- _Problem to solve_:
Could you please return each line of the data that has the word "text"?

(Beginning of Material for this exercise)

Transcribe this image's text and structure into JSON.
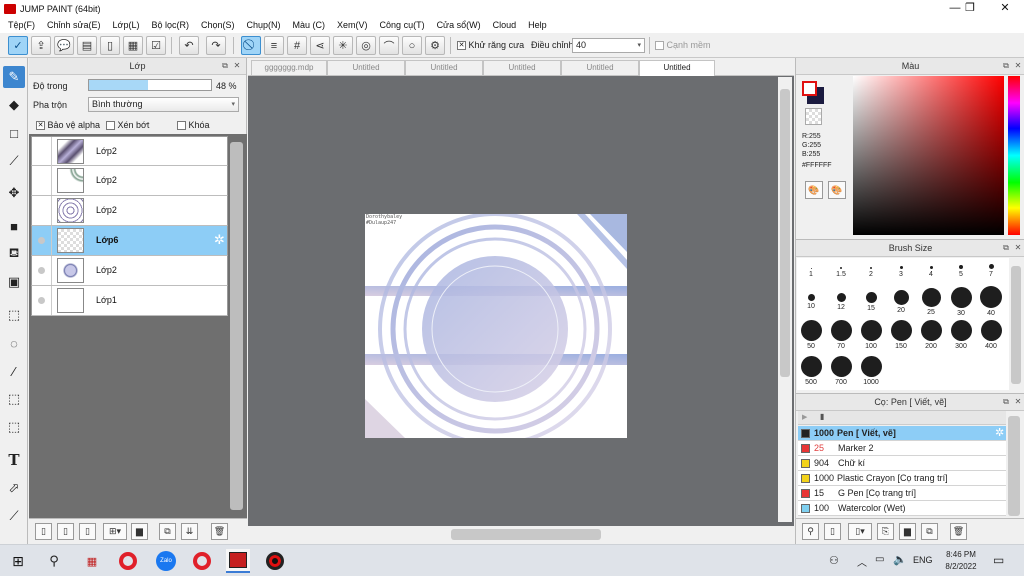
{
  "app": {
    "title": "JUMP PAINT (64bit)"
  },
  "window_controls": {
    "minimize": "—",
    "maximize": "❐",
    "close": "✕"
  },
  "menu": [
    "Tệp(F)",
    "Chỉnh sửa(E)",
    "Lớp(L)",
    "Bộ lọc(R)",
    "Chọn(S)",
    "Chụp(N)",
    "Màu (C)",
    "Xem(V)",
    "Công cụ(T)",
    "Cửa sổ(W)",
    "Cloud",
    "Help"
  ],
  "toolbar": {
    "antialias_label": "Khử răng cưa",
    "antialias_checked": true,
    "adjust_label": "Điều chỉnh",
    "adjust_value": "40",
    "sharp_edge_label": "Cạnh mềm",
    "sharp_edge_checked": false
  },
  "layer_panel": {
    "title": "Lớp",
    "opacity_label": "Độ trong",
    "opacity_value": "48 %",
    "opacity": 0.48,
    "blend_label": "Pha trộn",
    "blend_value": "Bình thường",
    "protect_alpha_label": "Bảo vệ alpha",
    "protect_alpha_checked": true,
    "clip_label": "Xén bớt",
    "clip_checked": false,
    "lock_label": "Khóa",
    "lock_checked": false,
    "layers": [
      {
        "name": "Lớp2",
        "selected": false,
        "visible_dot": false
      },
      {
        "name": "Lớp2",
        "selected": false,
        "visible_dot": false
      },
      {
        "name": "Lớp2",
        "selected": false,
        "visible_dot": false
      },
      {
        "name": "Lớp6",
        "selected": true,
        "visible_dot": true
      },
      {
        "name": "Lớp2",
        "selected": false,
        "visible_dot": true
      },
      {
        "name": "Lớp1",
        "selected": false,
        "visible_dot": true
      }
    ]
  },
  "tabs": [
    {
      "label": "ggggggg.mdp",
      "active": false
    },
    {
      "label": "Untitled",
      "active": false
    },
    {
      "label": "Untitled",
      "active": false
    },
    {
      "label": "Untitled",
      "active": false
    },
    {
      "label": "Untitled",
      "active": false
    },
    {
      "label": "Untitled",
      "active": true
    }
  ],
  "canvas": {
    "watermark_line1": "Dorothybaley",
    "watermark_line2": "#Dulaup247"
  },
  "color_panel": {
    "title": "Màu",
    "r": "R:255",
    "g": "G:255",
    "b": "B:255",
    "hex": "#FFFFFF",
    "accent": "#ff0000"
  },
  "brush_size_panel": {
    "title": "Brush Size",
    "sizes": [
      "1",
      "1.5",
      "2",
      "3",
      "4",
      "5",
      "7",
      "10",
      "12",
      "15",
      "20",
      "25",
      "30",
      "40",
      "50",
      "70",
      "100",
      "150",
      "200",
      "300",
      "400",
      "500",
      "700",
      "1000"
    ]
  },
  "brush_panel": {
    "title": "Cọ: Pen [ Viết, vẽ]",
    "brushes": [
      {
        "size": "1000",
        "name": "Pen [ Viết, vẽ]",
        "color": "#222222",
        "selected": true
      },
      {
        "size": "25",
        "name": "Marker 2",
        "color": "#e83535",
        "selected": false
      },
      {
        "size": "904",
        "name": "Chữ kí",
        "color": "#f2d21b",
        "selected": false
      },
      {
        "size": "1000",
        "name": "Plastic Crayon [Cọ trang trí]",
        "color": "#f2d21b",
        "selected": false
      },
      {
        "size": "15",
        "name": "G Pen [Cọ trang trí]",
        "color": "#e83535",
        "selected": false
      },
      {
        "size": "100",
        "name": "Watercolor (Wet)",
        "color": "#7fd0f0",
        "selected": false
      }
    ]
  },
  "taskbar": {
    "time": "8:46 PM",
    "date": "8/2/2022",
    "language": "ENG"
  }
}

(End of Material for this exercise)
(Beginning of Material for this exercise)

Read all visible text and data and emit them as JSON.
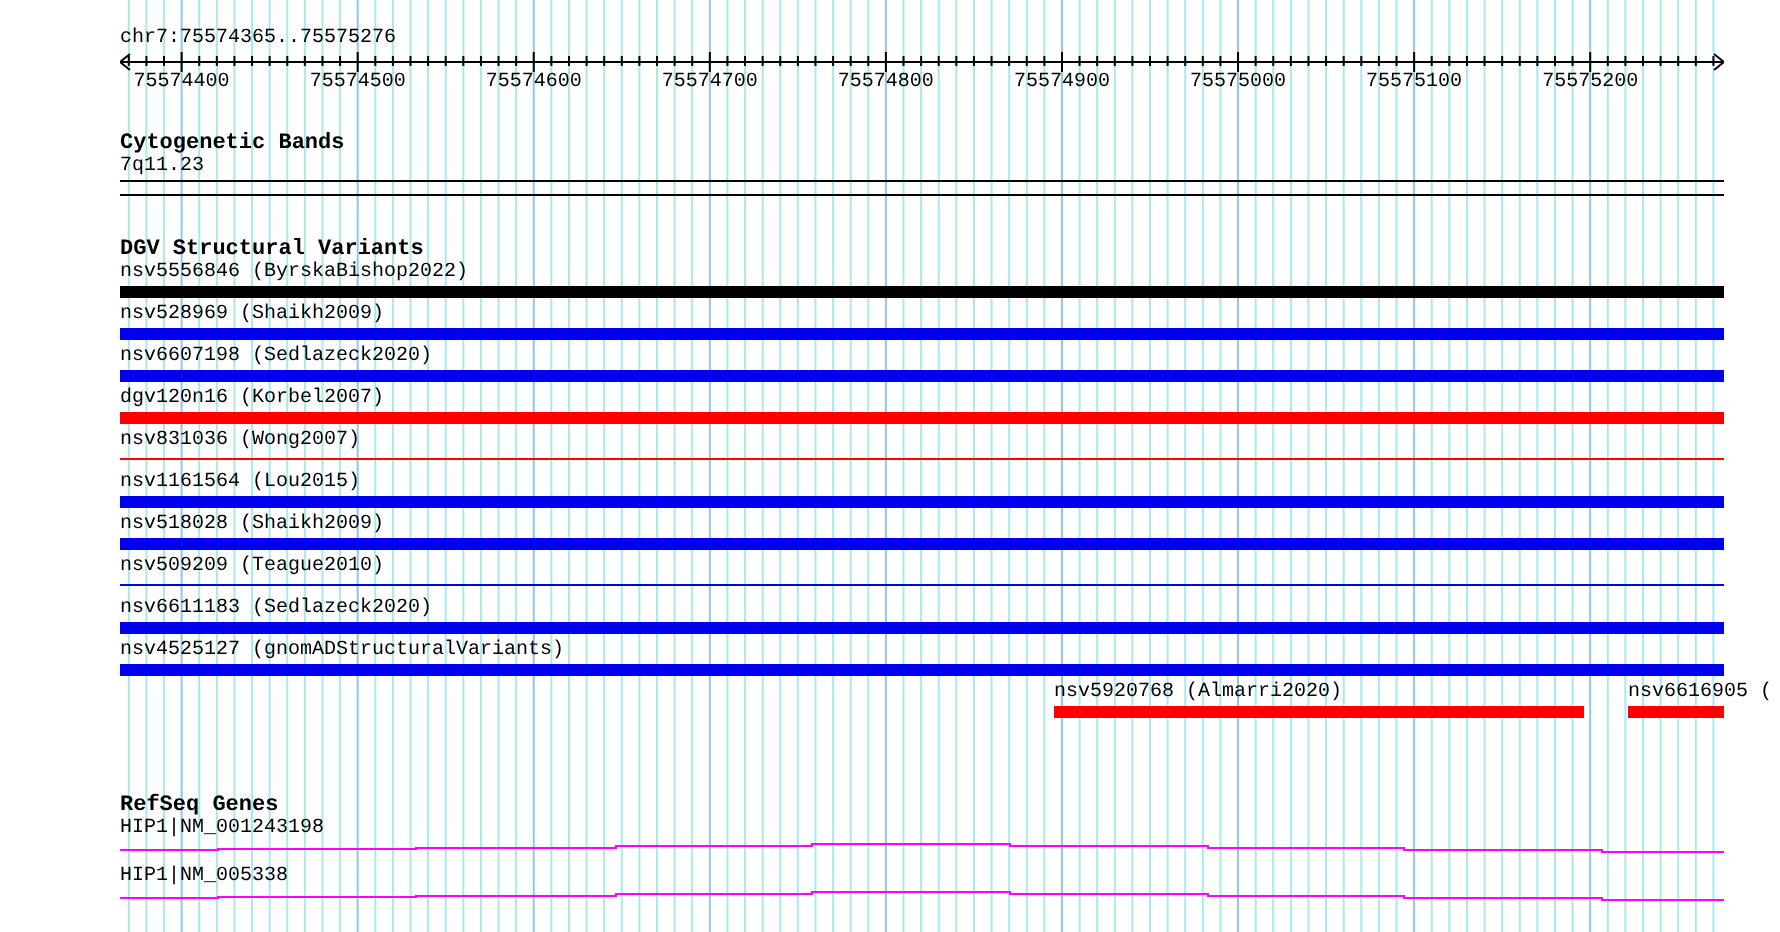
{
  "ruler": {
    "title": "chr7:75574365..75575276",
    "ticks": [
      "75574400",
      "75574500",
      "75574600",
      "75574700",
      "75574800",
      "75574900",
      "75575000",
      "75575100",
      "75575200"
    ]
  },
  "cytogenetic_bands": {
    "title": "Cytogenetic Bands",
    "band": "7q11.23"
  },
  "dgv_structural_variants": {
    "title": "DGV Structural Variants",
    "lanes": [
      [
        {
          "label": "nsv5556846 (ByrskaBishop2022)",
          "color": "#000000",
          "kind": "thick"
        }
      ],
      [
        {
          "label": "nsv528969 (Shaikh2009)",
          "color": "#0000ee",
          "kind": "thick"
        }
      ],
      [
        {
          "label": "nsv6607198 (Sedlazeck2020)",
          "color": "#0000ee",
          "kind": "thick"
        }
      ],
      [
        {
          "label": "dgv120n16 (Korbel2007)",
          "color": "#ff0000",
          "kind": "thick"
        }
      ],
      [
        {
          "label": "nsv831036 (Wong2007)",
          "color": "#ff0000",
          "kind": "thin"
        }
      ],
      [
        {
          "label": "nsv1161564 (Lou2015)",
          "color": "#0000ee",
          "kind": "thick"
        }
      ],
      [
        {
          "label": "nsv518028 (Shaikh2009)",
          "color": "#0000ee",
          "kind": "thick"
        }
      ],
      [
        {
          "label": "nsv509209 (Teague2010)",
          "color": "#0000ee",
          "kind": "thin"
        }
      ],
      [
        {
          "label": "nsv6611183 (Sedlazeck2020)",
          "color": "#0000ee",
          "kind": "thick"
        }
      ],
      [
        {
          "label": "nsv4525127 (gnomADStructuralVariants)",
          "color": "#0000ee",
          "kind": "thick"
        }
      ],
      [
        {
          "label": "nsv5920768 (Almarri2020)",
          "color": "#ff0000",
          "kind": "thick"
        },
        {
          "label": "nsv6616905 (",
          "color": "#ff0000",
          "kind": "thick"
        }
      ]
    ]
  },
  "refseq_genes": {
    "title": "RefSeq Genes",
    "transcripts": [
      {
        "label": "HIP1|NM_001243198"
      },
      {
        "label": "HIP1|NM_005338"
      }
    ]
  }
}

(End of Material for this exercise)

- _Answer section_:
Transcribe this image's text and structure into JSON.
Read all visible text and data and emit them as JSON.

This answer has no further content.